(SOURCE RECORDS Opens)

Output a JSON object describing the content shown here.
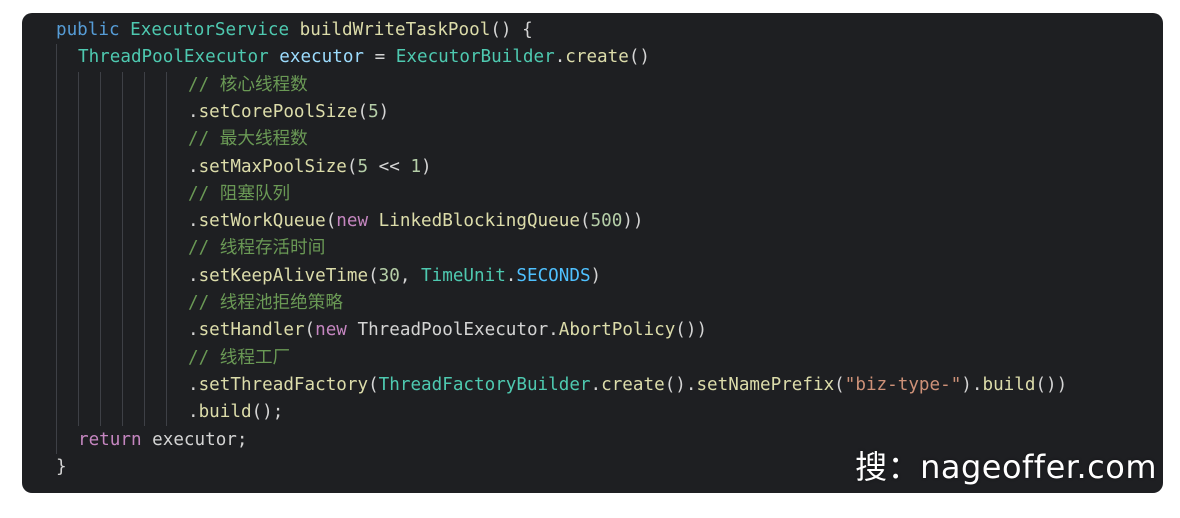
{
  "colors": {
    "background": "#1e1f22",
    "keyword": "#569cd6",
    "type": "#4ec9b0",
    "function": "#dcdcaa",
    "variable": "#9cdcfe",
    "control": "#c586c0",
    "number": "#b5cea8",
    "string": "#ce9178",
    "comment": "#6a9955",
    "plain": "#d4d4d4",
    "constant": "#4fc1ff"
  },
  "code": {
    "lines": [
      {
        "indent": 0,
        "tokens": [
          [
            "kw",
            "public"
          ],
          [
            "pl",
            " "
          ],
          [
            "type",
            "ExecutorService"
          ],
          [
            "pl",
            " "
          ],
          [
            "fn",
            "buildWriteTaskPool"
          ],
          [
            "pl",
            "() {"
          ]
        ]
      },
      {
        "indent": 1,
        "tokens": [
          [
            "type",
            "ThreadPoolExecutor"
          ],
          [
            "pl",
            " "
          ],
          [
            "var",
            "executor"
          ],
          [
            "pl",
            " = "
          ],
          [
            "type",
            "ExecutorBuilder"
          ],
          [
            "pl",
            "."
          ],
          [
            "fn",
            "create"
          ],
          [
            "pl",
            "()"
          ]
        ]
      },
      {
        "indent": 6,
        "tokens": [
          [
            "cm",
            "// 核心线程数"
          ]
        ]
      },
      {
        "indent": 6,
        "tokens": [
          [
            "pl",
            "."
          ],
          [
            "fn",
            "setCorePoolSize"
          ],
          [
            "pl",
            "("
          ],
          [
            "num",
            "5"
          ],
          [
            "pl",
            ")"
          ]
        ]
      },
      {
        "indent": 6,
        "tokens": [
          [
            "cm",
            "// 最大线程数"
          ]
        ]
      },
      {
        "indent": 6,
        "tokens": [
          [
            "pl",
            "."
          ],
          [
            "fn",
            "setMaxPoolSize"
          ],
          [
            "pl",
            "("
          ],
          [
            "num",
            "5"
          ],
          [
            "pl",
            " << "
          ],
          [
            "num",
            "1"
          ],
          [
            "pl",
            ")"
          ]
        ]
      },
      {
        "indent": 6,
        "tokens": [
          [
            "cm",
            "// 阻塞队列"
          ]
        ]
      },
      {
        "indent": 6,
        "tokens": [
          [
            "pl",
            "."
          ],
          [
            "fn",
            "setWorkQueue"
          ],
          [
            "pl",
            "("
          ],
          [
            "ctrl",
            "new"
          ],
          [
            "pl",
            " "
          ],
          [
            "fn",
            "LinkedBlockingQueue"
          ],
          [
            "pl",
            "("
          ],
          [
            "num",
            "500"
          ],
          [
            "pl",
            "))"
          ]
        ]
      },
      {
        "indent": 6,
        "tokens": [
          [
            "cm",
            "// 线程存活时间"
          ]
        ]
      },
      {
        "indent": 6,
        "tokens": [
          [
            "pl",
            "."
          ],
          [
            "fn",
            "setKeepAliveTime"
          ],
          [
            "pl",
            "("
          ],
          [
            "num",
            "30"
          ],
          [
            "pl",
            ", "
          ],
          [
            "type",
            "TimeUnit"
          ],
          [
            "pl",
            "."
          ],
          [
            "const",
            "SECONDS"
          ],
          [
            "pl",
            ")"
          ]
        ]
      },
      {
        "indent": 6,
        "tokens": [
          [
            "cm",
            "// 线程池拒绝策略"
          ]
        ]
      },
      {
        "indent": 6,
        "tokens": [
          [
            "pl",
            "."
          ],
          [
            "fn",
            "setHandler"
          ],
          [
            "pl",
            "("
          ],
          [
            "ctrl",
            "new"
          ],
          [
            "pl",
            " ThreadPoolExecutor."
          ],
          [
            "fn",
            "AbortPolicy"
          ],
          [
            "pl",
            "())"
          ]
        ]
      },
      {
        "indent": 6,
        "tokens": [
          [
            "cm",
            "// 线程工厂"
          ]
        ]
      },
      {
        "indent": 6,
        "tokens": [
          [
            "pl",
            "."
          ],
          [
            "fn",
            "setThreadFactory"
          ],
          [
            "pl",
            "("
          ],
          [
            "type",
            "ThreadFactoryBuilder"
          ],
          [
            "pl",
            "."
          ],
          [
            "fn",
            "create"
          ],
          [
            "pl",
            "()."
          ],
          [
            "fn",
            "setNamePrefix"
          ],
          [
            "pl",
            "("
          ],
          [
            "str",
            "\"biz-type-\""
          ],
          [
            "pl",
            ")."
          ],
          [
            "fn",
            "build"
          ],
          [
            "pl",
            "())"
          ]
        ]
      },
      {
        "indent": 6,
        "tokens": [
          [
            "pl",
            "."
          ],
          [
            "fn",
            "build"
          ],
          [
            "pl",
            "();"
          ]
        ]
      },
      {
        "indent": 1,
        "tokens": [
          [
            "ctrl",
            "return"
          ],
          [
            "pl",
            " executor;"
          ]
        ]
      },
      {
        "indent": 0,
        "tokens": [
          [
            "pl",
            "}"
          ]
        ]
      }
    ]
  },
  "watermark": {
    "text": "搜：nageoffer.com"
  }
}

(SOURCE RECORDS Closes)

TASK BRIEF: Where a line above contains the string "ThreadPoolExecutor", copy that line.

WRITTEN RESPONSE:
            "ThreadPoolExecutor"
            " ThreadPoolExecutor."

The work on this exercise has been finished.